e.g., Mustard, Tabun, Soman, VX, Lewisite, and Mustard
Gas, all of which have very low vapor pressures at
standard conditions? The answer has two parts. First, as
already discussed above for Mustard, these hazardous
substances are very toxic, on the order of 100 or 1,000
times more toxic than the most toxic industrial
chemicals. Secondly, if they are released under
conditions where more than just a pool or puddle is
created, the effect of their low vapor pressure can be
overcome. When released as a weapon, e.g., using an
explosive charge or atomizer to create an aerosol or
tiny droplets, the effective liquid surface area of the
resulting released agent is increased several orders of
magnitude. This increase in effective surface area
increases not only the resulting vapor content in the
air to be inhaled by victims; it also increases the
opportunity for skin contact and the resulting exposure
As with all of our examples,
AristaTek creates a scenario for a spill or release of
the specific chemical and then we work through the
development of a PAD (Protective Action Distance) to
demonstrate how the PEAC system works. For our scenario
using Mustard as the spilled chemical we’ll use Coors
Baseball Field in Denver as the location and the time as
2:30 PM on June 18th. A small container
(estimated at 2-3 quarts in size) with Mustard is
released using an explosive charge. The temperature is
about 80°F, the winds are 2 mph, and it’s a clear day
As seen at the top of the data
display screens, there is a yellow icon displayed, this
is the PEAC icon for notifying the user that a
Protective Action Distance can be calculated. Clicking
or tapping on the PAD icon will display a screen as
shown in Figure 5. Following through the screens, we
provide information on the Meteorology, Container Size,
and Type of Release (Source). The last screen displays
the PAD based on the provided information.
It’s Denver in June and the
temperature about 80°, light wind is set for 2
mph, clear sky so we’ll set cloud cover to 0%, and
the terrain is Urban/Forest since it’s an urban
We have selected from our list
of container sizes the Small Package
selection. This provides us with a default
size that should get us pretty close to the actual
Since the scenario has Mustard
released with an explosive charge, we’ve selected
a BLEVE or Pressure Explosion as the
Source type of release.
Figure 5 – Calculating a PAD using the
After specifying the release or
source is a BLEVE or Pressure Explosion, the user taps
the right arrow at the top of the screen and the PAD
computation results are displayed, see Figure 6.
Figure 6 - The PEAC computation for PAD using
Since the IDLH and TWA are both
listed as 0.003 mg/m3, the user may also want
to calculate a PAD based on a different concentration,
e.g., the DOD AEGL 2 discussed earlier which was 0.03
mg/m3 or ~0.005 ppm. Entering the desired
value in the Level of Concern entry field does this.
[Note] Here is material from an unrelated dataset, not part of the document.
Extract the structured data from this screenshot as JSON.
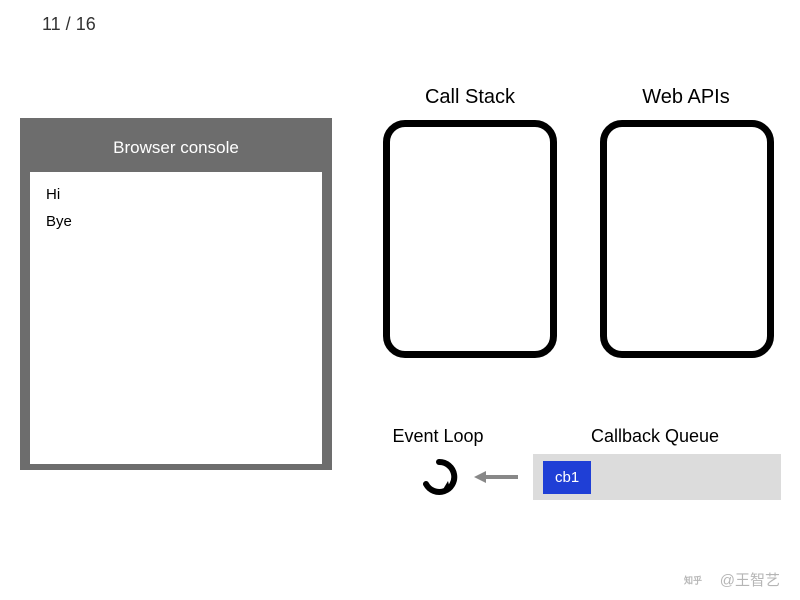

The
PEAC-WMD application will recalculate a PAD distance and
display the value, as shown in Figure 7.
Figure 7 – PAD recalculated using the DOD
AEGL 2 value of ~0.005 ppm
Portions of this discussion on
Mustard were adapted from the ATSDR Medical Management
Guideline document for blister agents, which can be
downloaded from the ADSTR web site at: http://www.atsdr.cdc.gov/mmg.html.
Additional information was adapted from the CDC web